Web page and app entries
:::::

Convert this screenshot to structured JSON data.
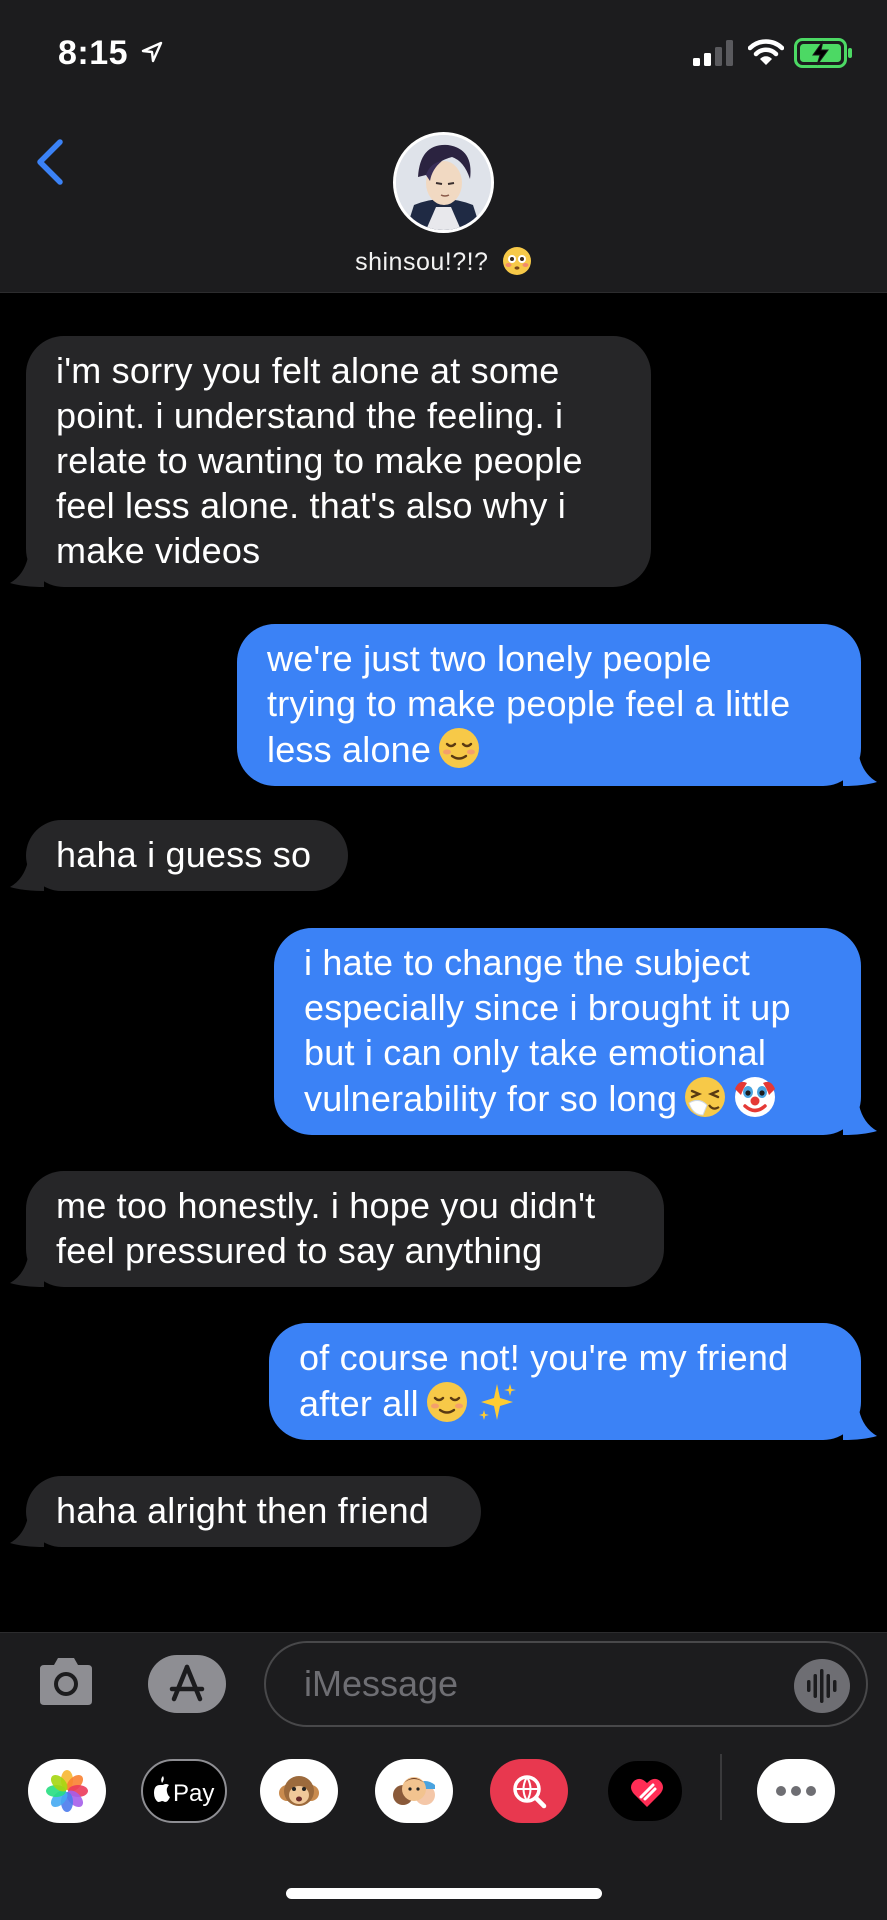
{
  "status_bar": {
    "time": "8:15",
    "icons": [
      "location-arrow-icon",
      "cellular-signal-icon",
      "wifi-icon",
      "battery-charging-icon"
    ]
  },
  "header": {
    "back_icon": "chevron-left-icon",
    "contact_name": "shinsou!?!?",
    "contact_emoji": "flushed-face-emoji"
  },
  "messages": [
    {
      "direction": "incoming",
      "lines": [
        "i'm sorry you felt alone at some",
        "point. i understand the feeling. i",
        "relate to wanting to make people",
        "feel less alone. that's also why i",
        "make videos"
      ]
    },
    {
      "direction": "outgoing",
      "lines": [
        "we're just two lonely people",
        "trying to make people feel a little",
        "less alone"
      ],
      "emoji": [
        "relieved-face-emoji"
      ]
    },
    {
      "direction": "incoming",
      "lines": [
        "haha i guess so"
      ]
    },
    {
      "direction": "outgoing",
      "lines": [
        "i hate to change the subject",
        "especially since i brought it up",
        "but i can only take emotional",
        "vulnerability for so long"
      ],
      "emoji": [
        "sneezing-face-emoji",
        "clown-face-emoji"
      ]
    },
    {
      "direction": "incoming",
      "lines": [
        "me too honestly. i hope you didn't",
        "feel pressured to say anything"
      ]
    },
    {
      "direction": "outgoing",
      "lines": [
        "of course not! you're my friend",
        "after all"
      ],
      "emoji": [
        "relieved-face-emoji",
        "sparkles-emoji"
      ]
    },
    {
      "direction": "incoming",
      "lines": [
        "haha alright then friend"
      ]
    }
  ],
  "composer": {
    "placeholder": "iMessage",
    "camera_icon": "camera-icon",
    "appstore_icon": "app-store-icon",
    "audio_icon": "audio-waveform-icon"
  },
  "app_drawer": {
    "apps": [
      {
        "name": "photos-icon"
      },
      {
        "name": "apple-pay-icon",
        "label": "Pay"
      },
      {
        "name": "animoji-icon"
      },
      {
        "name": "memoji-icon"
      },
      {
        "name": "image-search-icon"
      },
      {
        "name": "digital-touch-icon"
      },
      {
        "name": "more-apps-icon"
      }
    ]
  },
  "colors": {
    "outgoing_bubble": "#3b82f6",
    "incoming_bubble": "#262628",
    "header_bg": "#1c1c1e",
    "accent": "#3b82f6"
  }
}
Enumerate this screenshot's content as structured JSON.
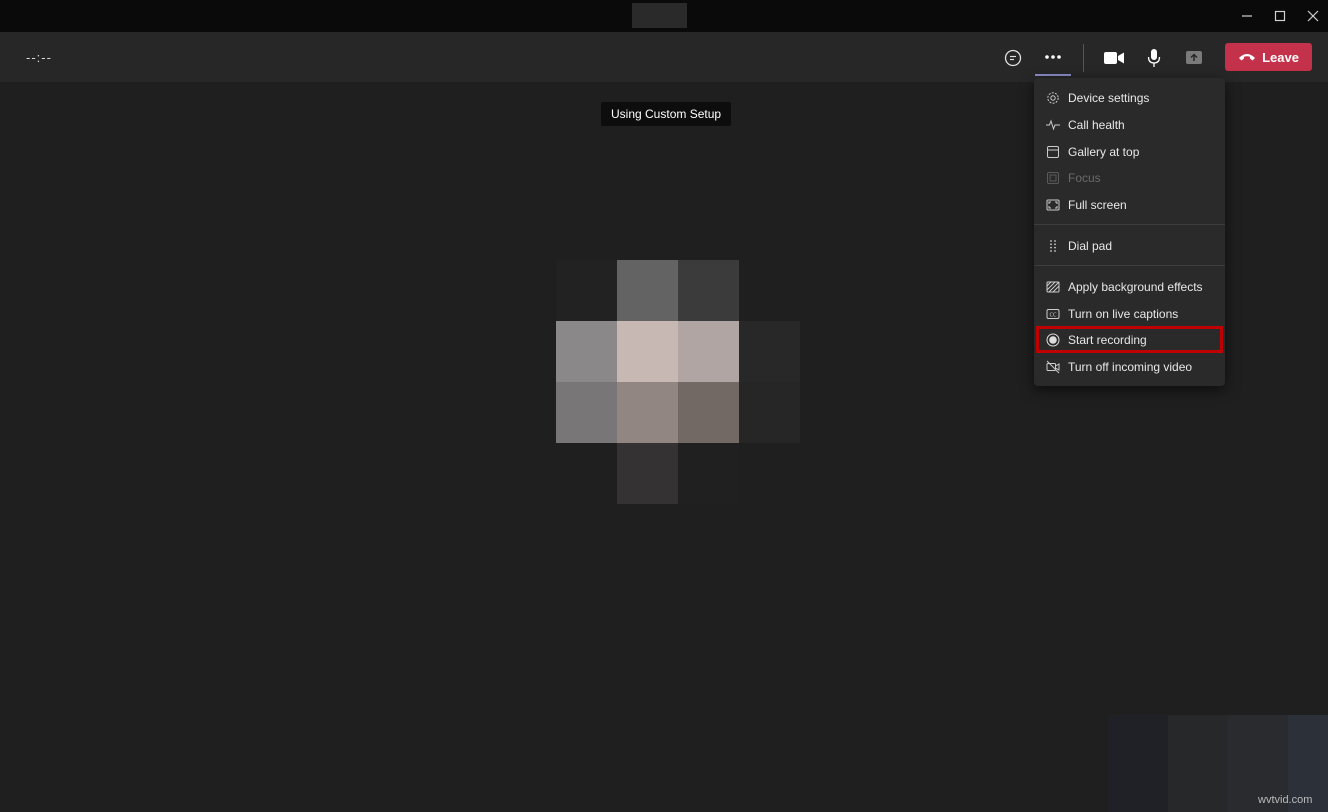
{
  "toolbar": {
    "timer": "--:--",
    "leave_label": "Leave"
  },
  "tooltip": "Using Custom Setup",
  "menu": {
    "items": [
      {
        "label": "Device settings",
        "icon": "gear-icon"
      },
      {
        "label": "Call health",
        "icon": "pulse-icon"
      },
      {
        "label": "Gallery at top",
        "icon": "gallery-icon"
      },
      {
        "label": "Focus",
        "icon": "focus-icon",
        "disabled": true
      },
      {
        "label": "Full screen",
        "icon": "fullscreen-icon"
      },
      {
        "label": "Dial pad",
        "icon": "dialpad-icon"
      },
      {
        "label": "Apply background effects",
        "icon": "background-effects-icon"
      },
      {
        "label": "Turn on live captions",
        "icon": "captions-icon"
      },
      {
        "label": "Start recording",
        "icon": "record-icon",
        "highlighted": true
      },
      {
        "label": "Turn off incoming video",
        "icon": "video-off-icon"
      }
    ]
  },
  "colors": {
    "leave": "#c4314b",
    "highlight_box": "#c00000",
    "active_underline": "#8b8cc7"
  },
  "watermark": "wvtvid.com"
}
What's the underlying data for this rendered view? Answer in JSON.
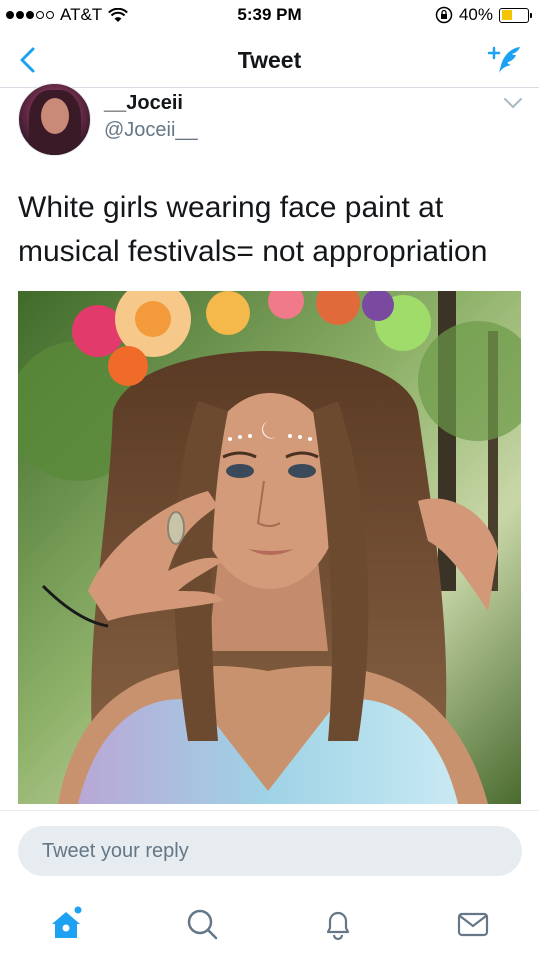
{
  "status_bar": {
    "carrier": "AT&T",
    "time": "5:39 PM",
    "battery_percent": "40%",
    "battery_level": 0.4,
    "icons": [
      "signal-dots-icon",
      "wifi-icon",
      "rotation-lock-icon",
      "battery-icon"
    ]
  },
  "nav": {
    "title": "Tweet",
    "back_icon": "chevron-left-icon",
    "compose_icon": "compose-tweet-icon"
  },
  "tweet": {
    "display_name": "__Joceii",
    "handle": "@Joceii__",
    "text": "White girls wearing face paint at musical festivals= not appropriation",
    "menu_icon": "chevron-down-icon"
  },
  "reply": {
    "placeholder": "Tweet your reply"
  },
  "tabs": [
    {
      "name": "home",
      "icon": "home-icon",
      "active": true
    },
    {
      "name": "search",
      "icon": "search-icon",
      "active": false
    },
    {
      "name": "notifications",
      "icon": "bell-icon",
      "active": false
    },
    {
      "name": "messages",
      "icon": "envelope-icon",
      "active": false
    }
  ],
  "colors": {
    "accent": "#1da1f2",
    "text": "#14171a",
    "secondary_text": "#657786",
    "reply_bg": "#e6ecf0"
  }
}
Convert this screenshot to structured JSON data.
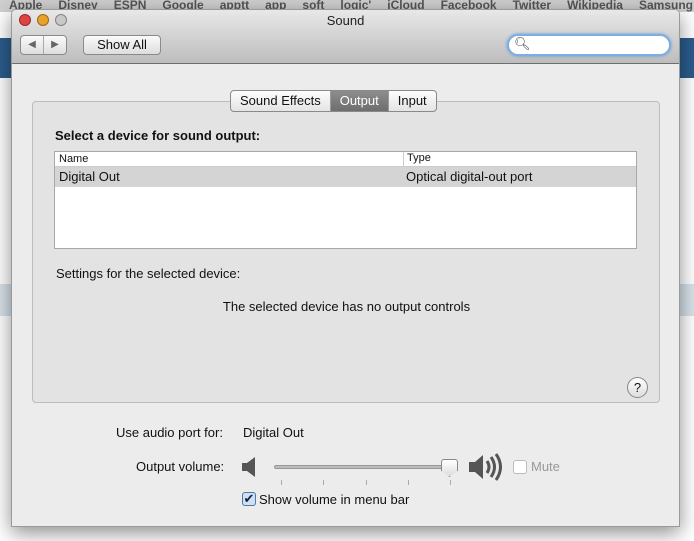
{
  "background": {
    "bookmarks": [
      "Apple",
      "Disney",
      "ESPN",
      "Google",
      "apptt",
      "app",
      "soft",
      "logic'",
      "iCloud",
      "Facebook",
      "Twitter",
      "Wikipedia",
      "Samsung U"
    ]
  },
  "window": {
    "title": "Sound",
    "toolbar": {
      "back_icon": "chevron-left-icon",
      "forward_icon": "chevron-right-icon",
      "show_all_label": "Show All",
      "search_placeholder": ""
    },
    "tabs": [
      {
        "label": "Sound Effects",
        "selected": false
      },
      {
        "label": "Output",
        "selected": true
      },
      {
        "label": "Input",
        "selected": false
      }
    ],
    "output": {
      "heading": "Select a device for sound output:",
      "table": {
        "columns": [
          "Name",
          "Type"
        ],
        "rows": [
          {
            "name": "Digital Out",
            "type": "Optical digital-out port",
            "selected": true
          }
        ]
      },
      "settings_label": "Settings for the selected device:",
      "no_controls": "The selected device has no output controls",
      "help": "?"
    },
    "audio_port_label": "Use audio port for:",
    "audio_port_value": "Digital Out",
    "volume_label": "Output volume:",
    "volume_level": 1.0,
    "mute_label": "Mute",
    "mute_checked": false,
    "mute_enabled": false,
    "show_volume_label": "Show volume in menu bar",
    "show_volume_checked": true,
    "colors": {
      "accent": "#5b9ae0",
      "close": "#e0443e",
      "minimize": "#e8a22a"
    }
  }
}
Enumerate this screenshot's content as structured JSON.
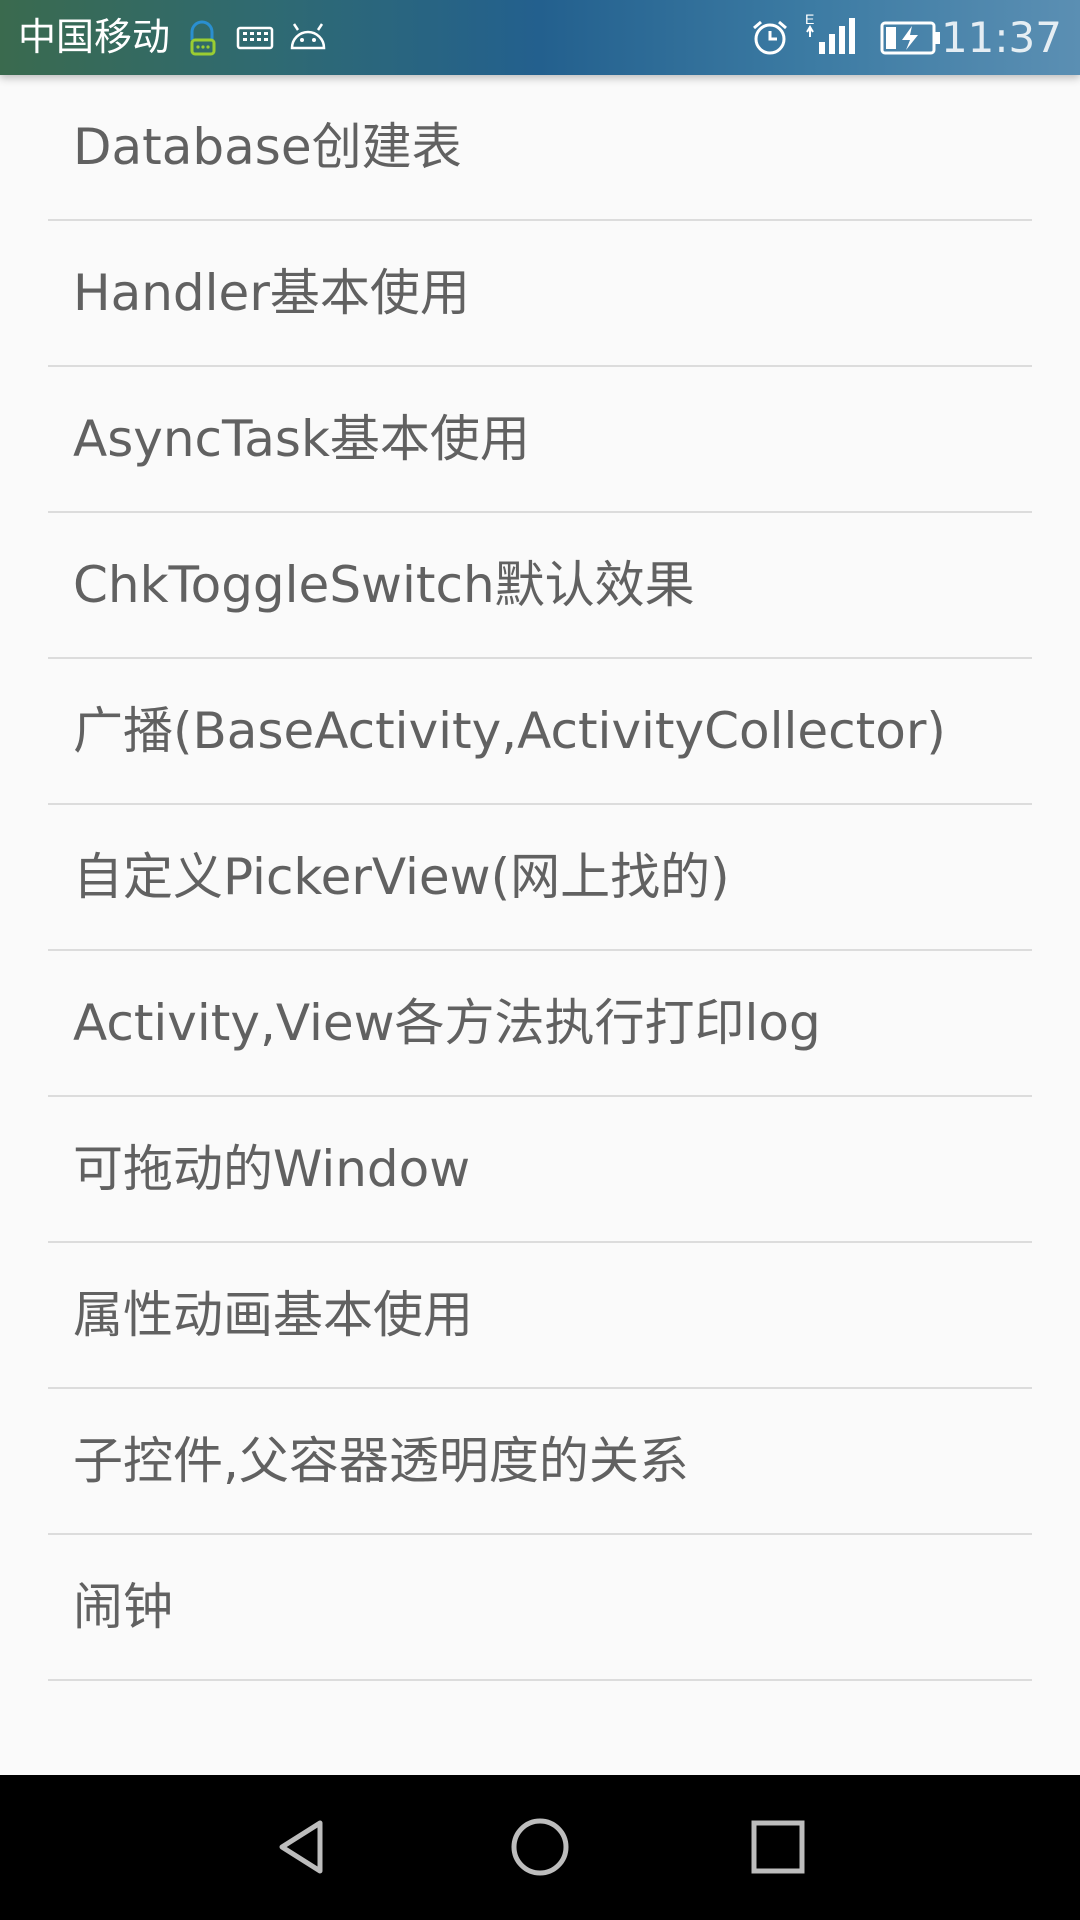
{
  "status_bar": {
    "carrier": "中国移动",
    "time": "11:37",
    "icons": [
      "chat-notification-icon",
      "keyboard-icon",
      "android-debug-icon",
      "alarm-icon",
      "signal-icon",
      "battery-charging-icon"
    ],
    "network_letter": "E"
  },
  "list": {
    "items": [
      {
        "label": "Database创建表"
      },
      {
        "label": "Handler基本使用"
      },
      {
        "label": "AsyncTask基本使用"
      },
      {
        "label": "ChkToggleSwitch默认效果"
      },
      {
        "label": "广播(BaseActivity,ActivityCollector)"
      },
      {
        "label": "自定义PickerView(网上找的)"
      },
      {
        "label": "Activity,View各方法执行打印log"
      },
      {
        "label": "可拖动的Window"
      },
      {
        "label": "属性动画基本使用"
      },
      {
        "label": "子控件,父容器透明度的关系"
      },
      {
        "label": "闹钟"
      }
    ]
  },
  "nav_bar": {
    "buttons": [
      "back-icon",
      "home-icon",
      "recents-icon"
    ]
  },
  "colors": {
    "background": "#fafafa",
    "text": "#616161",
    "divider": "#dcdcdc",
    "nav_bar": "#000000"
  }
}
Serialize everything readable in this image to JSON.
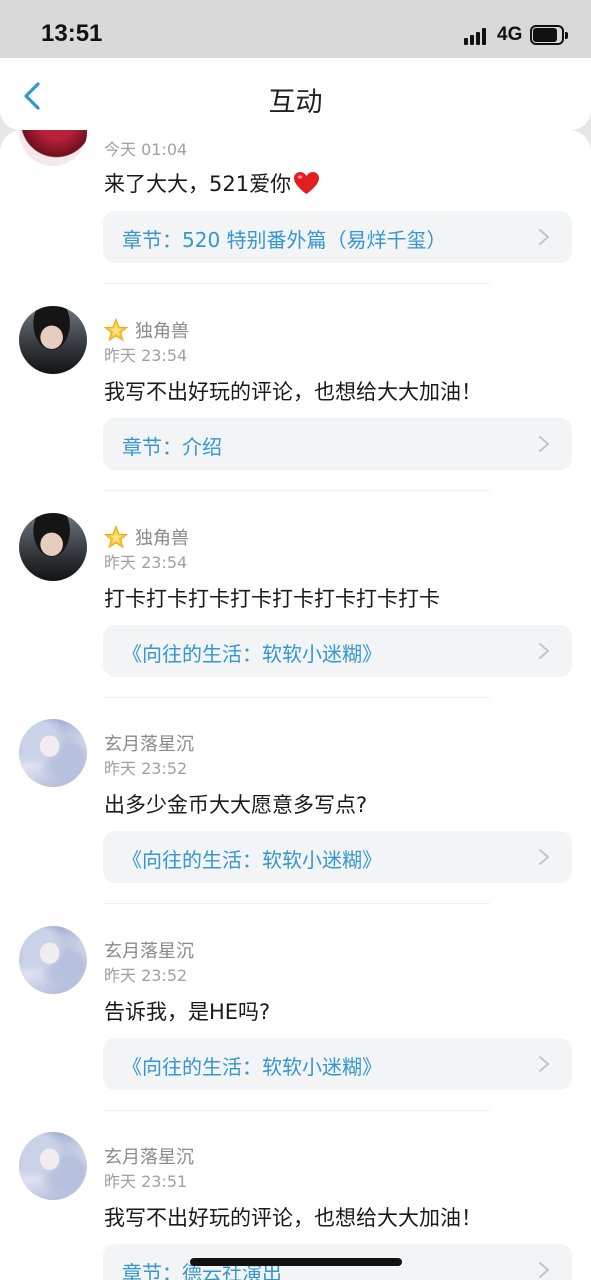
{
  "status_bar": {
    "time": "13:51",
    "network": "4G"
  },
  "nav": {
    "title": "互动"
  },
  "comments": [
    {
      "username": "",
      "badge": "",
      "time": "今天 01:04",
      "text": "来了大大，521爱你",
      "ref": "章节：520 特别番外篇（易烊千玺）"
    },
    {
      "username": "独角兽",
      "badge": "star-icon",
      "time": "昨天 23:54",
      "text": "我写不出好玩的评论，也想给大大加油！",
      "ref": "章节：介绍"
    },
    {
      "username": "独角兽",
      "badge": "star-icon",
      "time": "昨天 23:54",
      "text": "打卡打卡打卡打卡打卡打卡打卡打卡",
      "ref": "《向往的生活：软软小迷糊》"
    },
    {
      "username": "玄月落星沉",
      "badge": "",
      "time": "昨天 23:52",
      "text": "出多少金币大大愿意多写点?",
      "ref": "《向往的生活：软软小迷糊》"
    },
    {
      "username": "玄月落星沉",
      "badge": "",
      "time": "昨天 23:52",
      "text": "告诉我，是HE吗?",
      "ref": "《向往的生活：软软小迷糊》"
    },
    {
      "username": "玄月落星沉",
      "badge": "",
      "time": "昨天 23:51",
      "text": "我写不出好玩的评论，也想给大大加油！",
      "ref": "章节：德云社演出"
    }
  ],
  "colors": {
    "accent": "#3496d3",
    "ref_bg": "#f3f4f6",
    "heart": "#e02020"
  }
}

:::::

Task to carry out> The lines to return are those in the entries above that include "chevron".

Exercise result>
    "back_icon": "chevron-left-icon",
    "back_icon": "chevron-left-icon",
    "menu_icon": "chevron-down-icon"
      "back_icon": "chevron-left-icon",
      "forward_icon": "chevron-right-icon",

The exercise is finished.